Search the data for the string "scene" and copy each line where it turns up.

═════ Information provided ═════

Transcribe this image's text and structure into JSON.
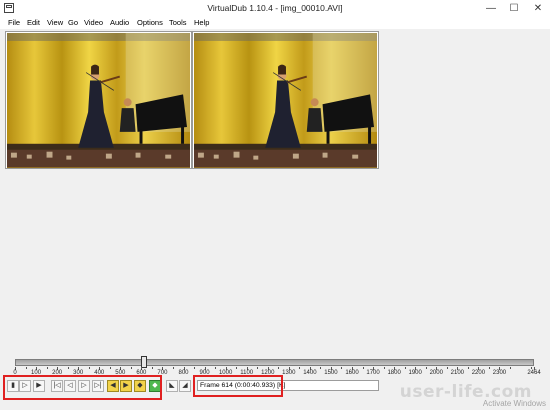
{
  "window": {
    "title": "VirtualDub 1.10.4 - [img_00010.AVI]",
    "minimize_glyph": "—",
    "maximize_glyph": "☐",
    "close_glyph": "✕"
  },
  "menu": {
    "items": [
      {
        "label": "File"
      },
      {
        "label": "Edit"
      },
      {
        "label": "View"
      },
      {
        "label": "Go"
      },
      {
        "label": "Video"
      },
      {
        "label": "Audio"
      },
      {
        "label": "Options"
      },
      {
        "label": "Tools"
      },
      {
        "label": "Help"
      }
    ]
  },
  "panes": {
    "input": {
      "name": "input-video-pane"
    },
    "output": {
      "name": "output-video-pane"
    }
  },
  "timeline": {
    "position_frame": 614,
    "total_frames": 2464,
    "tick_labels": [
      "0",
      "100",
      "200",
      "300",
      "400",
      "500",
      "600",
      "700",
      "800",
      "900",
      "1000",
      "1100",
      "1200",
      "1300",
      "1400",
      "1500",
      "1600",
      "1700",
      "1800",
      "1900",
      "2000",
      "2100",
      "2200",
      "2300",
      "2464"
    ]
  },
  "toolbar": {
    "buttons": [
      {
        "name": "stop-icon",
        "glyph": "▮",
        "style": "plain"
      },
      {
        "name": "play-input-icon",
        "glyph": "▷",
        "style": "plain"
      },
      {
        "name": "play-output-icon",
        "glyph": "▶",
        "style": "plain"
      },
      {
        "name": "go-start-icon",
        "glyph": "|◁",
        "style": "plain"
      },
      {
        "name": "step-back-icon",
        "glyph": "◁",
        "style": "plain"
      },
      {
        "name": "step-forward-icon",
        "glyph": "▷",
        "style": "plain"
      },
      {
        "name": "go-end-icon",
        "glyph": "▷|",
        "style": "plain"
      },
      {
        "name": "key-back-icon",
        "glyph": "◀",
        "style": "yellow"
      },
      {
        "name": "key-forward-icon",
        "glyph": "▶",
        "style": "yellow"
      },
      {
        "name": "scene-back-icon",
        "glyph": "◆",
        "style": "yellow"
      },
      {
        "name": "scene-forward-icon",
        "glyph": "◆",
        "style": "green"
      },
      {
        "name": "mark-in-icon",
        "glyph": "◣",
        "style": "plain"
      },
      {
        "name": "mark-out-icon",
        "glyph": "◢",
        "style": "plain"
      }
    ],
    "frame_status": "Frame 614 (0:00:40.933) [K]"
  },
  "watermark": {
    "site": "user-life.com",
    "activate": "Activate Windows"
  },
  "colors": {
    "highlight": "#e02020",
    "window_bg": "#f0f0f0"
  }
}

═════

Expected answer —
        "name": "scene-back-icon",
        "name": "scene-forward-icon",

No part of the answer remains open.